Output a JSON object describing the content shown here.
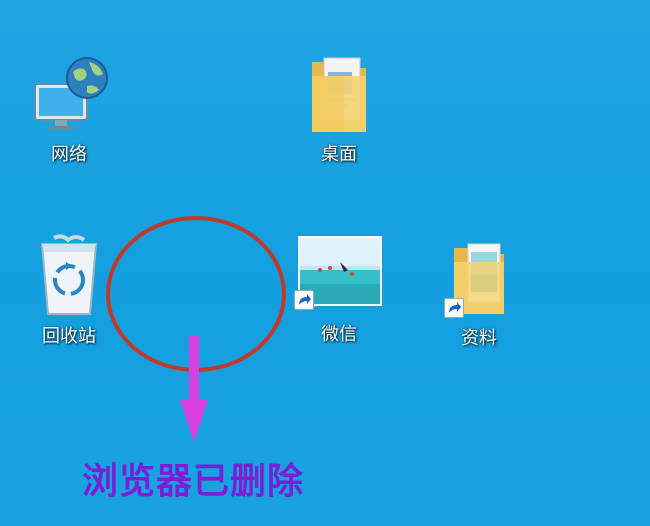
{
  "desktop": {
    "background_color": "#1aa3e2",
    "icons": [
      {
        "label": "网络",
        "icon": "network-icon"
      },
      {
        "label": "桌面",
        "icon": "folder-icon"
      },
      {
        "label": "回收站",
        "icon": "recycle-bin-icon"
      },
      {
        "label": "微信",
        "icon": "image-shortcut-icon"
      },
      {
        "label": "资料",
        "icon": "folder-shortcut-icon"
      }
    ]
  },
  "annotation": {
    "text": "浏览器已删除",
    "color": "#7a1fd6",
    "circle_color": "#c0392b",
    "arrow_color": "#d63fe0"
  }
}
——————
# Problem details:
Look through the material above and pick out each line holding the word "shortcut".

# Solution for this task:
        "icon": "image-shortcut-icon"
        "icon": "folder-shortcut-icon"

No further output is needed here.